Data about app and page elements
###

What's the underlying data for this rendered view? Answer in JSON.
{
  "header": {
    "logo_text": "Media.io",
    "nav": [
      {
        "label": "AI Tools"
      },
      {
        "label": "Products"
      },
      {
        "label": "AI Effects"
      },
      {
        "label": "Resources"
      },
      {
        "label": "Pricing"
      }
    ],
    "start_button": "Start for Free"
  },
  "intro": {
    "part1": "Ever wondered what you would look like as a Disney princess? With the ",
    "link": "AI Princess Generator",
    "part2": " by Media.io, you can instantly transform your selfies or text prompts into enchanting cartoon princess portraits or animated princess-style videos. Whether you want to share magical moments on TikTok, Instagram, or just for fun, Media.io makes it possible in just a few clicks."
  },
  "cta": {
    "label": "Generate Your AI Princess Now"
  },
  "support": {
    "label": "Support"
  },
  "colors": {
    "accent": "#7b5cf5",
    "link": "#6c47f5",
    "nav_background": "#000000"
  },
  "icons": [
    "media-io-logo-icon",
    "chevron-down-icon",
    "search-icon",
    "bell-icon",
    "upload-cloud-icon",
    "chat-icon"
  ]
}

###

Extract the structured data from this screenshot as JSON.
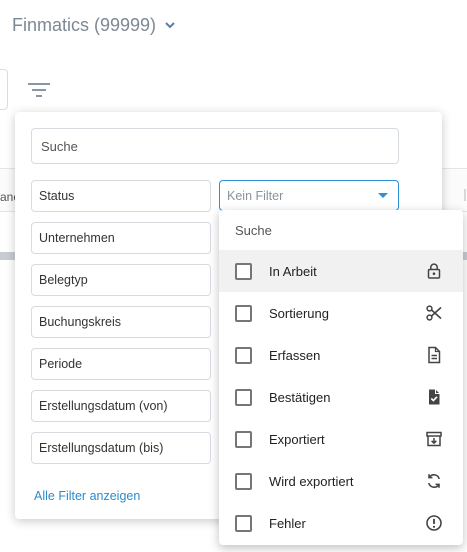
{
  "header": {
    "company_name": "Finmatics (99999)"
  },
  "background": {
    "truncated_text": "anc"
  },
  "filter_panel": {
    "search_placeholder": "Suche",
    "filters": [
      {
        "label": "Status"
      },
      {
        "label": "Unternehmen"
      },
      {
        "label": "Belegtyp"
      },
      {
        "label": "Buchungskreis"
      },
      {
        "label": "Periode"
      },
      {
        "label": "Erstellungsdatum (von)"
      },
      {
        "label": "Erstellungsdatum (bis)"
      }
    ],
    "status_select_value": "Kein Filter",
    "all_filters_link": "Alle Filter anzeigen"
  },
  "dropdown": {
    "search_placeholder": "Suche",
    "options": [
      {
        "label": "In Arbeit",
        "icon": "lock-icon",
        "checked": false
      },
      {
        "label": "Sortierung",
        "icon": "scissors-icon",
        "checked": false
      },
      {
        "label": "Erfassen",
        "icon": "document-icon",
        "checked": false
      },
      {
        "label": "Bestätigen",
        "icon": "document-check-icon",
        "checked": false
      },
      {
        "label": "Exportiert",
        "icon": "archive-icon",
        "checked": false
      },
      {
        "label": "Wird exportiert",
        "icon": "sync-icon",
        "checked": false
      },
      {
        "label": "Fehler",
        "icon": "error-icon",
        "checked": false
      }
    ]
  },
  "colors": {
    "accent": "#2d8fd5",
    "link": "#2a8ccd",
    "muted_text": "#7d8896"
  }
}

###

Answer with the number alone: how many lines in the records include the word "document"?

2